Extracted records
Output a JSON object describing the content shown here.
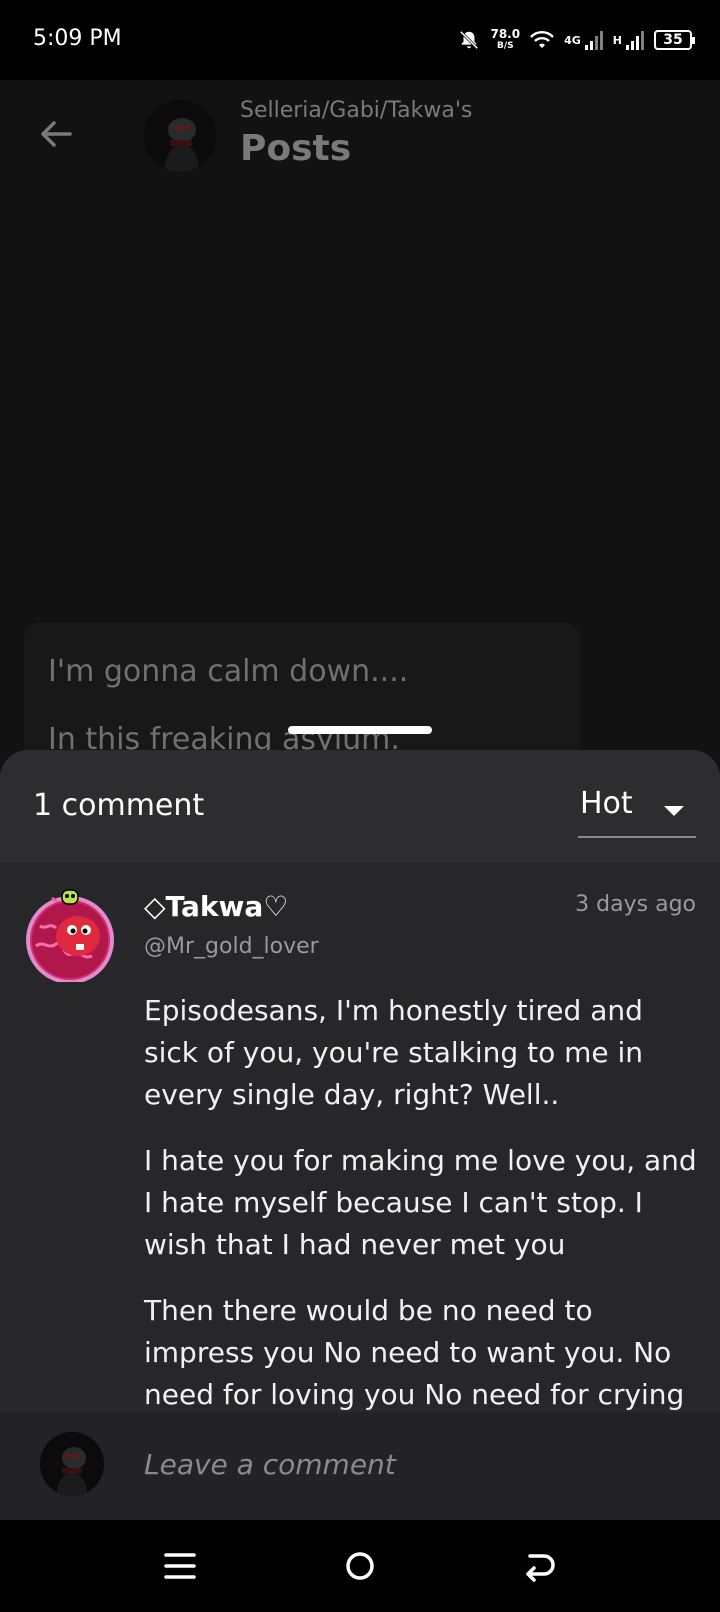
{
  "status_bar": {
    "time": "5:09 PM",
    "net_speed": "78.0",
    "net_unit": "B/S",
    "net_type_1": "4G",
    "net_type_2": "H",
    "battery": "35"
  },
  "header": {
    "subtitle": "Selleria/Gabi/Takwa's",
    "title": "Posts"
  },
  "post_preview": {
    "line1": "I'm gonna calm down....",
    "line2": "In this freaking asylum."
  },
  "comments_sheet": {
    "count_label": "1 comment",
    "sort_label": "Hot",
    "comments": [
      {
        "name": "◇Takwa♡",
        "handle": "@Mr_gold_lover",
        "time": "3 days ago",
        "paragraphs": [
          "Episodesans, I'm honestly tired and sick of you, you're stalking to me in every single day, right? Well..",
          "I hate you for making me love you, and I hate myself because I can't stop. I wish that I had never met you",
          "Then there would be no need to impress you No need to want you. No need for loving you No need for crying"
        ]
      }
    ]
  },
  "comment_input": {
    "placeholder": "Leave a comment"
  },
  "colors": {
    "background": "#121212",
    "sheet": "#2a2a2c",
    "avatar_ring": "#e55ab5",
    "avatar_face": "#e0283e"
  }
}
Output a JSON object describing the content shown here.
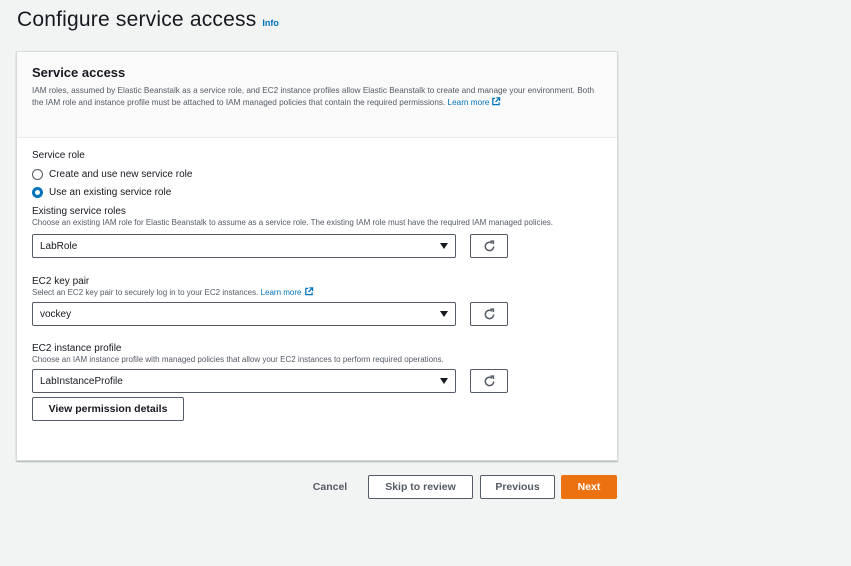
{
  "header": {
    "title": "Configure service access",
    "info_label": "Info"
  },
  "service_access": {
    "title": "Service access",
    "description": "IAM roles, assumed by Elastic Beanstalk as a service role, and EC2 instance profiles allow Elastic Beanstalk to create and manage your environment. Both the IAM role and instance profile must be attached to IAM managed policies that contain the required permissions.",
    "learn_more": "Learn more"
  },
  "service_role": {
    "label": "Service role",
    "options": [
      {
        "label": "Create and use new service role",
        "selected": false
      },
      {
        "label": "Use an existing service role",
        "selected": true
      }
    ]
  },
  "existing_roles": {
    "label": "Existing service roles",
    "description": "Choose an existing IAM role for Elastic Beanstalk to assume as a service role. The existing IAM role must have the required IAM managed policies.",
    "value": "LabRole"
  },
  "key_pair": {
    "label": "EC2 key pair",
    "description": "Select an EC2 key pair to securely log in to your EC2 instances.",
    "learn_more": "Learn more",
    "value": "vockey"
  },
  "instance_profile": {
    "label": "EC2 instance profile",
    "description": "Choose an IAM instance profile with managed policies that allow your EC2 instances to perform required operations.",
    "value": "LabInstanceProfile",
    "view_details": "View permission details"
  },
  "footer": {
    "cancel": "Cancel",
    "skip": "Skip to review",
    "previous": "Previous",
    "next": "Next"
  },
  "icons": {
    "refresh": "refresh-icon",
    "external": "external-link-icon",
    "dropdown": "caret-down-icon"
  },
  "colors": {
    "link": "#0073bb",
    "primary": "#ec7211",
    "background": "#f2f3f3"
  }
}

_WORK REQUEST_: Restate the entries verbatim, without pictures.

_EXERCISE SOLUTION_:
Output a JSON object describing the content shown here.
{
  "status_bar": {
    "time": "5:09 PM",
    "net_speed": "78.0",
    "net_unit": "B/S",
    "net_type_1": "4G",
    "net_type_2": "H",
    "battery": "35"
  },
  "header": {
    "subtitle": "Selleria/Gabi/Takwa's",
    "title": "Posts"
  },
  "post_preview": {
    "line1": "I'm gonna calm down....",
    "line2": "In this freaking asylum."
  },
  "comments_sheet": {
    "count_label": "1 comment",
    "sort_label": "Hot",
    "comments": [
      {
        "name": "◇Takwa♡",
        "handle": "@Mr_gold_lover",
        "time": "3 days ago",
        "paragraphs": [
          "Episodesans, I'm honestly tired and sick of you, you're stalking to me in every single day, right? Well..",
          "I hate you for making me love you, and I hate myself because I can't stop. I wish that I had never met you",
          "Then there would be no need to impress you No need to want you. No need for loving you No need for crying"
        ]
      }
    ]
  },
  "comment_input": {
    "placeholder": "Leave a comment"
  },
  "colors": {
    "background": "#121212",
    "sheet": "#2a2a2c",
    "avatar_ring": "#e55ab5",
    "avatar_face": "#e0283e"
  }
}
Output a JSON object describing the content shown here.
{
  "header": {
    "title": "Configure service access",
    "info_label": "Info"
  },
  "service_access": {
    "title": "Service access",
    "description": "IAM roles, assumed by Elastic Beanstalk as a service role, and EC2 instance profiles allow Elastic Beanstalk to create and manage your environment. Both the IAM role and instance profile must be attached to IAM managed policies that contain the required permissions.",
    "learn_more": "Learn more"
  },
  "service_role": {
    "label": "Service role",
    "options": [
      {
        "label": "Create and use new service role",
        "selected": false
      },
      {
        "label": "Use an existing service role",
        "selected": true
      }
    ]
  },
  "existing_roles": {
    "label": "Existing service roles",
    "description": "Choose an existing IAM role for Elastic Beanstalk to assume as a service role. The existing IAM role must have the required IAM managed policies.",
    "value": "LabRole"
  },
  "key_pair": {
    "label": "EC2 key pair",
    "description": "Select an EC2 key pair to securely log in to your EC2 instances.",
    "learn_more": "Learn more",
    "value": "vockey"
  },
  "instance_profile": {
    "label": "EC2 instance profile",
    "description": "Choose an IAM instance profile with managed policies that allow your EC2 instances to perform required operations.",
    "value": "LabInstanceProfile",
    "view_details": "View permission details"
  },
  "footer": {
    "cancel": "Cancel",
    "skip": "Skip to review",
    "previous": "Previous",
    "next": "Next"
  },
  "icons": {
    "refresh": "refresh-icon",
    "external": "external-link-icon",
    "dropdown": "caret-down-icon"
  },
  "colors": {
    "link": "#0073bb",
    "primary": "#ec7211",
    "background": "#f2f3f3"
  }
}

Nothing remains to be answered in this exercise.